Furthermore, when utilizing the statsmodels regression package there were a few variables that did not support inclusion in the final model. The three variables that were removed were bedrooms above grade, home age, and lot frontage. Reasons to exclude these three variables were based on their t-test results when compared to the sale price with a p-value greater than 5%. The final model was calibrated after dropping these three features. The final training and test score were both about 89% indicating the model is not overfit.
Finally, to confirm the assumptions of our model there are a few visualizations provided below. A quantile-quantile (Q-Q) plot was utilized to confirm that residuals were normally distributed. Prediction errors were analyzed to confirm that residuals were distributed evenly and that linearity existed between the model and the sale price. Finally, there does not appear to be any discernible pattern in the residuals to indicate that errors are not independent.
Additionally, the variance inflation factor (VIF) was examined to confirm that multicollinearity did not exist between the remaining features. It is important to note that generally a VIF of five or less is accepted as no multicollinearity. All features had a VIF of less than five.
Finally, important features indicated by the model that have positive impact on sale price were house square footage, overall home quality, the number of high quality features in the home, and bathrooms. High quality features were influenced by kitchen and basement finish quality. Features that impacted sale price negatively were lack of air conditioning and home age. These are features that home owners and buyers would want to consider when negotiating sale price and home value.
To summarize, Ames, the smart choice city, is a great place to live due to several social and economic factors which helped obtain a top 100 best places to live designation.

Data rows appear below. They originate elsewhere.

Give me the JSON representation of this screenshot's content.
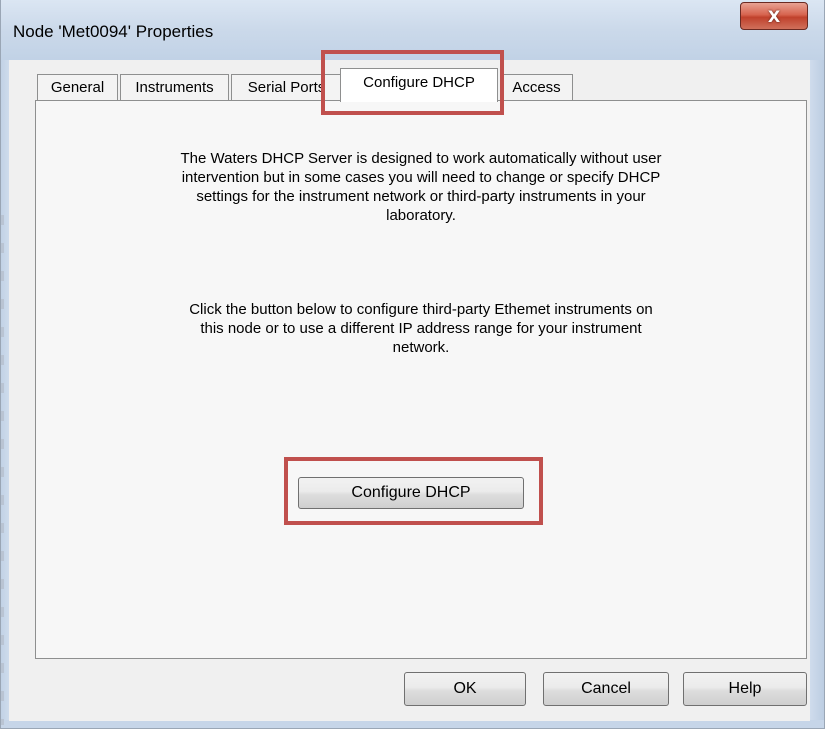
{
  "window": {
    "title": "Node 'Met0094' Properties",
    "close_glyph": "X",
    "close_icon": "close-icon"
  },
  "tabs": [
    {
      "label": "General",
      "active": false
    },
    {
      "label": "Instruments",
      "active": false
    },
    {
      "label": "Serial Ports",
      "active": false
    },
    {
      "label": "Configure DHCP",
      "active": true
    },
    {
      "label": "Access",
      "active": false
    }
  ],
  "panel": {
    "description": "The Waters DHCP Server is designed to work automatically without user\nintervention but in some cases you will need to change or specify DHCP\nsettings for the instrument network or third-party instruments in your\nlaboratory.",
    "instruction": "Click the button below to configure third-party Ethemet instruments on\nthis node or to use a different IP address range for your instrument\nnetwork.",
    "configure_button": "Configure DHCP"
  },
  "footer": {
    "ok_label": "OK",
    "cancel_label": "Cancel",
    "help_label": "Help"
  },
  "colors": {
    "highlight": "#c0504d",
    "close_button": "#c9503c"
  }
}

In an effort to provide data-informed insights to realtors, home buyers, and home sellers, housing sales were analyzed between 2006 and 2010. Linear regression was chosen to maintain model interpretability for the target audience. The model suggested important features that impact sale price included home square footage, home quality, and bathrooms to name a few.
Future work for this project includes additional feature selection and feature engineering. One thing to consider in the neighborhood could be the median income. This data would have to be accounted for across different years and merged with the existing data. Non-linear models could also be explored to see if they can provide greater insight into important features or greater performance. The trade-off with other models is increased complexity which would have to be considered when discussing model performance with the target audience.
City of Ames. (2010). Comprehensive annual financial report: For year ending June 30, 2010. Retrieved from https://www.cityofames.org/Home/ShowDocument?id=11004
City of Ames. (2020). About us. Retrieved from https://www.cityofames.org/about-ames/about-ames
CNN Money. (2008). Best places to live: Money’s list of America’s best small cities. Retrieved from https://money.cnn.com/magazines/moneymag/bplive/2008/states/IA.html.
CNN Money. (2010). Best places to live: Money’s list of America’s best small cities. Retrieved from https://money.cnn.com/magazines/moneymag/bplive/2010/snapshots/PL1901855.html.
United States Census Bureau. (2010). American fact finder. Retrieved from https://factfinder.census.gov/faces/tableservices/jsf/pages/productview.xhtml?src=C